20 August 2005
This note is the first of many reports on the work of the BRIDGE (Baccalaureate Reform through Integrate Design of General Education) Committee.
You will recall that the BRIDGE Committee is itself the result of a series of Faculty Senate initiatives to examine the state of general education at SIUE. Those examinations revealed a keen interest and concern about general education throughout the SIUE community. This concern and interest is a product of two structural determinants. First, the general education program at SIUE has drifted over the last two decades from its original design; this drift has resulted in needless complexity and, at some points, incoherence. Second, recent large turnover in the faculty has resulted in faculty delivering a model of general education that often they did not design. This situation is ripe with both peril and promise.
The peril is that the lack of ‘ownership' of the general education program and the program's internal complexity and incoherence contributes to a sense of alienation amongst faculty and students; as long as the general education program drifts, we can expect that alienation to grow. Ultimately it will adversely affect our students and our potential students. On the other hand, the arrival of dozens of new faculty members each year for the past several years has contributed to new and seasoned faculty offering a wide variety of innovating, rigorous programs and courses throughout the university. The community members offering these programs and courses can become the driving force for a revision of the general education program as a whole. The BRIDGE committee was established to nurture and enable this revision in light of the values of the University and existing strengths of the institution. Our work this summer in Costa Rica prepared us for the multiple roles we will perform in the process of overseeing general education reform.
With the help of national scholars in liberal education, we familiarized ourselves with various models of general education that are in place around the country and that can serve as models for us as we move forward. We explored a variety of imaginative general education reforms that respect our values, culture and the diverse needs of our students. We developed a sense of respect for each other as liberally educated individuals. And, finally, we developed the outlines of a concrete plan for the reform of general education.
Phase One of the plan will formally begin in early October. The BRIDGE committee will issue an open invitation to the community to begin to form design teams that will develop comprehensive and coherent plans for the reform of SIUE's general education program. These design teams will work within a set of guidelines that the BRIDGE Committee is currently finalizing. Through the generous support of the Office of the Provost funding will be provided to all members of design teams that complete fully articulated models for general education at SIUE within the guidelines and time-table established by the BRIDGE Committee.

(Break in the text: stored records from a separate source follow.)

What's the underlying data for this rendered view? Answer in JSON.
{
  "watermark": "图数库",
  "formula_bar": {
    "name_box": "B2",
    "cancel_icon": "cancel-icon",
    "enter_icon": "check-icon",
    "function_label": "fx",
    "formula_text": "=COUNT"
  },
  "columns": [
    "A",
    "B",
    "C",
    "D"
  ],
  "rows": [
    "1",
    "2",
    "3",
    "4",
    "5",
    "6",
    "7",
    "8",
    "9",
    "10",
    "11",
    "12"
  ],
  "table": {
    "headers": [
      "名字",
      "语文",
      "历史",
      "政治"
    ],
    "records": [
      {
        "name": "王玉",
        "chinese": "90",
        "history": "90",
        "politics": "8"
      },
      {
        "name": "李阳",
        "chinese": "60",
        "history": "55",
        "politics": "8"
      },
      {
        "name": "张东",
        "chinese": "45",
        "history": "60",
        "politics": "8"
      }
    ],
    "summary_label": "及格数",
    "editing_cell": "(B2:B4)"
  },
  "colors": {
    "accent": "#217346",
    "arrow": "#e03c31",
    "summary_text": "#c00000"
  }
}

In preparation for Phase One of the design process, the BRIDGE Committee will sponsor a series of workshop through the next six weeks around the theme of design. The intention of these workshops is two-fold. First, they are intended to help members of the SIUE community begin to think of themselves not just as inheritors of a system of general education but as designers and builders of general education program. Second, we hope that the workshops become ‘seed-beds' for design teams, facilitating their formation by allowing folk from across the university to meet others interested in participating in the reform process. The first workshop will be on Wednesday, 7 September. It will provide an overview of the process that the BRIDGE Committee is initiating and allow the BRIDGE Committee to hear from the community its passions, interests and ideas about the state of general education at SIUE. Subsequent workshops will be focused on aspects of general education design. A more detailed announcement of the first workshop is forthcoming.
The BRIDGE Committee believes passionately that the expertise and experience to undertake this reform already exists in the SIUE community. But we cannot rest on the achievements of our predecessors and senior colleagues. To honor their achievements over the past twenty five years we must build on them. We must rise to the challenges of a new century and, in so doing, both honor our past and stake out our relevance in new and complex times. We look forward to working with all members of the SIUE community in the coming year.
In closing, let me say that the committee is committed to transparency. A website has been established on the Faculty Senate homepage ( http://www.siue.edu/UGOV/FACULTY/ ) and on the homepage for the Office of the Provost (http://www.siue.edu/PROVOST/ ). The BRIDGE website contains contact information for the members of the BRIDGE Committee as well as the agendas and minutes of our meetings. It will also be an electronic archive of sources and documents relevant to the reform process. In addition, if anyone has any questions or concerns they should not hesitate to contact me either in my office (Peck Hall 1207, ext. x2403), via email or on my cell (618.830.8671).
I wish you all the best as the semester begins.
Eric Ruckh Associate Professor of Historical Studies Chair, BRIDGE Committee